The victim is a romantic figure in Western thought: Gandhi, resisting British imperialism; Mandela, enduring South African apartheid; Aung San Suu Kyi, surviving her house arrest in Burma. We admire victims who are weak in a material sense but have a spiritual strength that helps them to prevail.
One can trace this back to Christ, nailed to the cross, and to the saints the Church revered for centuries. Now, in a post-Christian age, we look for secular saints; people whose nobility and grace, even as they endure oppression and injustice, can inspire us. There are the heroic victims, such as Gandhi and Mandela, who resist victimisation and earn our esteem, and there are the tragic victims who never have the chance, and who inspire our pity and benevolence.
Yet the world rarely offers victims in pure forms and our attachment to the idea often inspires mistakes. The West hoped that the Syrian revolution was an uprising of victims against oppressors yet found the rebels were often Islamists and jihadists of a kind it had been fighting elsewhere in the Middle East. Refugees were allowed to leave the Arabic world for Europe yet some went on to commit acts of abuse and terrorism.
There are numerous historical examples of Western naivete being exploited by “victims” who turn out to be victimisers. The US opened its doors to Cubans exiled by Castro yet found itself the victim of a Floridian crime wave. Hundreds of refugees had been gangsters or thugs, and were soon in jail or being shipped back to Cuba. Americans rallied to the cause of the Mujahideen, envisaged as freedom fighters in Afghanistan, yet some of them went on to create the Taliban and Al Qaeda.

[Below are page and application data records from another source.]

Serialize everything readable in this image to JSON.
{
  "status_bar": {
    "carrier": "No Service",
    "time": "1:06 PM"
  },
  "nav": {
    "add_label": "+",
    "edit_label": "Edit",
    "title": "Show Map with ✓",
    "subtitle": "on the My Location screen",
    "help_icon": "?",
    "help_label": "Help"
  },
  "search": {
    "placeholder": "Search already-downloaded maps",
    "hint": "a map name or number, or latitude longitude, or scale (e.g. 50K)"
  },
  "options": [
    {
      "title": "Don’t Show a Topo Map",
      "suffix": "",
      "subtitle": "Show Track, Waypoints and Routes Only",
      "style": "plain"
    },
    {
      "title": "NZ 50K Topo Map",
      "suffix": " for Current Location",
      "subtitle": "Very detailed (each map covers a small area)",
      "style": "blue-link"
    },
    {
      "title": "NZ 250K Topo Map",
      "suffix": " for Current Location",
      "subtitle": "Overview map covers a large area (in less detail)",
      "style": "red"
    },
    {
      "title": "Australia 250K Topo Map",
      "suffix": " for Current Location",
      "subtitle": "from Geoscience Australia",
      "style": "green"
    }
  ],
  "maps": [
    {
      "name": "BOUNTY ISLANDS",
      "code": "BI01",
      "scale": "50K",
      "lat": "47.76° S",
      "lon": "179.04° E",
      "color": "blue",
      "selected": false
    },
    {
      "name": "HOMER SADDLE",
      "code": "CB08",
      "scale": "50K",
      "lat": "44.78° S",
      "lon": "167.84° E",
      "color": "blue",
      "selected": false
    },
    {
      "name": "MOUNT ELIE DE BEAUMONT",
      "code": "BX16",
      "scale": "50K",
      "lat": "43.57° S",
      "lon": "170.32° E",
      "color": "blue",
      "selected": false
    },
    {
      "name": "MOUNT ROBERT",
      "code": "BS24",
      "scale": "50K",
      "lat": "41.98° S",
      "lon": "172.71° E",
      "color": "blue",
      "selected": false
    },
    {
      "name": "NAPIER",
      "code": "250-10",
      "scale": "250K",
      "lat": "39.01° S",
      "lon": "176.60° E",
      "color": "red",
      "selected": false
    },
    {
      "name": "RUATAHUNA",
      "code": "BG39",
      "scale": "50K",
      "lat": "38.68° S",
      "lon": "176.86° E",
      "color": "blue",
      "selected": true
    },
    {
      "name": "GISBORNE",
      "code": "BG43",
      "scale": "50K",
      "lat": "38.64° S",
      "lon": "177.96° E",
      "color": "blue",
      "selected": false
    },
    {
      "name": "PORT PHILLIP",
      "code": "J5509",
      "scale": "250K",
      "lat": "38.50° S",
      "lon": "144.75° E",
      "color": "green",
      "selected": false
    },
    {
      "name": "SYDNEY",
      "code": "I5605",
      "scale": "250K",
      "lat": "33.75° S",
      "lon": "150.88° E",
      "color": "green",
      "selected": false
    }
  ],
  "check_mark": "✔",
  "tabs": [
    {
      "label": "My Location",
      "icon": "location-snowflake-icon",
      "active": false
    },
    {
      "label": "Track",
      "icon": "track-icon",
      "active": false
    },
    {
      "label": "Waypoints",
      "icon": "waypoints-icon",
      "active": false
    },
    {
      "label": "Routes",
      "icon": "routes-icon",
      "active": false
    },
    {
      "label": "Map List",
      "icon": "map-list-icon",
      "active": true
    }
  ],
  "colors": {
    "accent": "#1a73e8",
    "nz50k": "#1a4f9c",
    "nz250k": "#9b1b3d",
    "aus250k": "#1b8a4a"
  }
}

In a sense, of course, such people were victims. Castro was a cruel ideologue and the brutal Soviet puppets of Afghanistan tortured and killed thousands. Yet mankind is not divided between angels and demons. Cruelty can be inflicted on people who are cruel. The Muslim Brotherhood was persecuted viciously in Egypt, yet in power, few people would deny, they would be vicious too. We might think that their treatment is deplorable but that need not make them worthy of our esteem.
Idealising “victims” also blinds us to the discomfiting fact that oppression can make people not more but less righteous. Imagining the aftermath of World War Two, as millions of Hitler’s victims rejoiced in their liberation, we often forget the countless murders, rapes and public shamings that were inflicted on Germans and supposed collaborators. Even victims of the death camps could turn into oppressors. In his memoirs, Christopher Hitchens tells of his fascination with a Jewish man, David Szmulewski, who went on to be a colonel in MO, the “Citizen’s Militia”, which terrorised Poland in its communist years. This does not make their suffering any less real but it does remind us that endurance, wisdom and forgiveness are at least part admirable responses to suffering because it is so rare that people manifest them.
Even in more ambiguous cases, victim narratives can blind us to realities of our more than black and white world. Aung San Suu Kyi, an icon of human rights and liberalism, who was awarded the Nobel Peace Prize in 1991, has shocked Western admirers with her failure to oppose the oppression of Rohingya Muslims in Burma. The Economist has written, in religious terms, that her “halo has…slipped among foreign human-rights lobbyists”.
To defend the Rohingya, however, would be a great political risk. One might argue that Suu Kyi should take this risk but what this case illuminates is that it is less hard to seem noble, virtuous and courageous when you have no power and are merely the subject of oppression than when you have power and have to deal with the world and its complexities. It is patronising to expect our “victims” to be paragons of virtue and not compromised, conflicted and, of course, imperfect human being.
Sometimes, Westerners are almost comically disappointed when “victims” fail to conform with their romantic expectations. Lech Wałęsa, who founded the Solidarność movement, and Aleksandr Solzhenitsyn, author of The Gulag Archipelago, were perhaps the foremost icons of anti-communism in the 1970s and ’80s. Their less than politically correct opinions, however, about gays and Jews respectively, damaged their reputations. What is comical is not that Westerners disliked their opinions but that they were surprised a Polish Catholic and a Russian member of the Orthodox Church were not in tune with liberal Western norms. It reminded me of George Orwell commenting in “Reflections on Gandhi” that it had become fashionable to speak as if the Indian independence activist “[was] not only sympathetic to the Western Left-wing movement, but [was] integrally part of it…ignoring the other-worldly, anti-humanist tendency of his doctrines”.
Counseling scepticism towards “victims” need not entail cynicism. That we are not moral opposites does not imply that we are morally equivalent and there can be better and worse people without there being angels and demons. Nor should scepticism towards international crises make us callous in the face of suffering. There are people who endure real hardship and oppression, and sometimes we can take measures to defend or comfort them.
Yet we should be sceptical. We should restrain those romantic impulses that encourage us to see events as being matters of victims and oppressors, and account for local and historical circumstances before trying to frame events in moral terms. Moreover, we should avoid projecting our assumptions of what people should be onto what people are. At best this can be condescending. At worst it can be catastrophically delusional.